  • Either sitting up or lying on your back, begin inhaling through your nose for a count of four. At the top of your inhale, hold your breath for a seven count before exhaling from your mouth for a count of eight. 
  • Inhale through your nose for a three count. At the top of your inhale, make an “O” shape with your mouth and lips, then exhale fully.

Regardless of which technique you choose, George recommends going for a few rounds. (Aim for at least five.)

“These are some common breathing practices,” George says. “They should help you mellow out and regain your focus in no time.



Ever forget what you were about to do with that medicine ball late in your workout? When fatigue kicks in, the mind begins to wander, and, just like that, your focus is gone.

For the majority of us, “brain fog” could mean falling one rep short of your intended set, or grinding to a halt during the final mile of a run. For top athletes, a lapse in focus could mean a missed free throw at the end of an NBA playoff.

“For an MMA fighter, it takes one second of lost focus before he’s kicked in the head and then it’s game over,” says James Scott, a personal trainer who’s worked with elite NBA players such as Yao Ming and Jimmy Butler. “They have to stay on top of their game for 15 to 25 minutes. If they lose it for two seconds, that’s all it takes to get taken down.”

Neurocognitive efficiency exercises, utilized by athletes from NASCAR to the NBA, is a method Scott uses with his athletes toward the end of their workouts. Just like the end of a game, the final moments of a workout are when Scott forces his athletes to stave off any host of fatigue-driven miscues.

One of Scott’s go-to exercises is a partner-based routine in which one person holds a handful of different-colored tennis balls while the other (the athlete) stands or sits down facing them. (To make it even more challenging, try this in a plank position).

The person holding the tennis balls simultaneously calls out a color as they toss the athlete a ball—but not necessarily the ball corresponding to the color they call out. The objective is for the athlete, while under stress, to catch only the balls that correctly match the color called out, letting everything else fly by.

The exercise is easier said than done, Scott says, and is a great help for improving focus when under intense stress.

“There was a time when people thought you either had court vision or you didn’t,” Scott says. “At one time it was said that you couldn’t teach that skill. Turns out it can be done. So, we do a lot of brain training to improve focus.”



Stress is an unavoidable part of life, and one of the major factors in developing focus drop-offs. It doesn’t always have to be debilitating, but if left untreated, stress, either routine or traumatic, can also lead to a host of conditions.

These days, as increasing numbers of people adopt work-from-home lifestyles, many of us are discovering new sources of stress.
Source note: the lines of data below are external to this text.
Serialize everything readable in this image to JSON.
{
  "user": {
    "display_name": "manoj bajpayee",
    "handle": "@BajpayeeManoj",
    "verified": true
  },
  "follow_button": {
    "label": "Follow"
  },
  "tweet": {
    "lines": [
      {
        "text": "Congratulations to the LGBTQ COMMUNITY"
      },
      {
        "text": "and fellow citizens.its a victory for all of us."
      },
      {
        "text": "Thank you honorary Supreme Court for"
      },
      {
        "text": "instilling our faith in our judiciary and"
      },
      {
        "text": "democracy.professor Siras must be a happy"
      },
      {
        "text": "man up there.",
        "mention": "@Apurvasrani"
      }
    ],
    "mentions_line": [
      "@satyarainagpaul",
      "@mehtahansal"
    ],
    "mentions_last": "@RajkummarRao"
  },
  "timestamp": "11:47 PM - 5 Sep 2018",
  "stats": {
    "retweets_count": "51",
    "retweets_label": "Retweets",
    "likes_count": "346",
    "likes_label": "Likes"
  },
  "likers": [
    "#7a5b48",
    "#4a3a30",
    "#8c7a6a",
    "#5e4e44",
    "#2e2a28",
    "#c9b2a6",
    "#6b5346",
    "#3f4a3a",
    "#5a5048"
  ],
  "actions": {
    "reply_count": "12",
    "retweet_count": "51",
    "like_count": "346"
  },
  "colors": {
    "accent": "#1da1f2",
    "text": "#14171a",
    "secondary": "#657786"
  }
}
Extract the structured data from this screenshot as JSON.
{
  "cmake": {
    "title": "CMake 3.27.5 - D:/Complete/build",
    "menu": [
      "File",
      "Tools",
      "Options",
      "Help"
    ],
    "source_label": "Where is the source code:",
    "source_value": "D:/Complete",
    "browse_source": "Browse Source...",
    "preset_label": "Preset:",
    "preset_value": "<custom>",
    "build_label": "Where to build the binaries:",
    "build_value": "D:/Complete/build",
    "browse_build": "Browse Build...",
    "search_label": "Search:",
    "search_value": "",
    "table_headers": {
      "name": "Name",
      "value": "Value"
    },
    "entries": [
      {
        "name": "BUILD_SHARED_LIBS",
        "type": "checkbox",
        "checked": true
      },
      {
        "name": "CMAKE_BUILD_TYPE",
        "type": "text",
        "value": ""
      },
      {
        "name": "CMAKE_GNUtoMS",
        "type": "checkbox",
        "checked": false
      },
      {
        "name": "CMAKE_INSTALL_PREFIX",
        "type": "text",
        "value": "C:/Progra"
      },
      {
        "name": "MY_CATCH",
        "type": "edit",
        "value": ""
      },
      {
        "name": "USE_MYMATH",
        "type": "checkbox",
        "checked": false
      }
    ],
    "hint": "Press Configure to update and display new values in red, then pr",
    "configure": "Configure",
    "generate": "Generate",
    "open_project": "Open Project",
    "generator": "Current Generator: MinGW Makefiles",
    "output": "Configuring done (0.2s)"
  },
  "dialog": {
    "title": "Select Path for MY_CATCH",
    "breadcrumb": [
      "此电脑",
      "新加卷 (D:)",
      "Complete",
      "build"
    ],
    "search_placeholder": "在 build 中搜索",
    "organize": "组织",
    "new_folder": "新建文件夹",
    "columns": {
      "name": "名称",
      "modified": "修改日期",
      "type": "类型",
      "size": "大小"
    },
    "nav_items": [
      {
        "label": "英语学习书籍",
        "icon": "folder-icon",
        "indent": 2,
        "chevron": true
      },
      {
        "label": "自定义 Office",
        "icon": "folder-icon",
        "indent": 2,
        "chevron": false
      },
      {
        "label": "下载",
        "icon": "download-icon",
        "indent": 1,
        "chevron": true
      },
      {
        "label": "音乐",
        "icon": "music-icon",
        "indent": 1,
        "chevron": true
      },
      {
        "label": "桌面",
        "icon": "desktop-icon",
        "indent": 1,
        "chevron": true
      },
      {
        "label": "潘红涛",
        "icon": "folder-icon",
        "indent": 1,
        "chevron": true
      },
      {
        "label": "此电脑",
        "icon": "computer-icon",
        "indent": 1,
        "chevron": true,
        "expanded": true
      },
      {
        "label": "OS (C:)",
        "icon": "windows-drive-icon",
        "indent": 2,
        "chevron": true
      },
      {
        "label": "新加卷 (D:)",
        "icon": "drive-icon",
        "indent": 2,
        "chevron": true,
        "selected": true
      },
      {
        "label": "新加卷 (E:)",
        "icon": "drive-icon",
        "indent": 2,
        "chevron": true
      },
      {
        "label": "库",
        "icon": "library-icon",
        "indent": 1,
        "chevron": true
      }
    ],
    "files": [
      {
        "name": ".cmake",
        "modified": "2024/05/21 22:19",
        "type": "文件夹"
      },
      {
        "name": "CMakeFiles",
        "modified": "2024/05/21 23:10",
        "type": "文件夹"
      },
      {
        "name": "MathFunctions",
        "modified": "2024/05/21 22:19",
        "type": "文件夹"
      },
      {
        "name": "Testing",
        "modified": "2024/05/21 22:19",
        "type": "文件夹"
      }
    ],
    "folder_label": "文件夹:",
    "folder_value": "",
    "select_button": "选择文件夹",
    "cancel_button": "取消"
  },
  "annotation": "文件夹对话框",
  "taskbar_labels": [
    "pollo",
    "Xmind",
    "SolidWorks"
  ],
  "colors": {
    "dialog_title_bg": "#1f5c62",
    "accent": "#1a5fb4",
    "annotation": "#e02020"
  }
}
While the shortened daily commute for some is a welcome relief, a new host of stressors, like sporadic interruptions caused by all-day family interaction while working, may also be responsible for your focus being redirected elsewhere.

But some experts say staying focused in the short term and keeping your eye on the prize may be as simple as keeping a positive outlook.

“One key to staying focused that may be overlooked is to keep your attention on the positive,” says George.

“If the task is enjoyable, focus on the joy of the moment,” she says. “And if the task isn’t so fun, focus instead on how great you’ll feel once it’s accomplished.”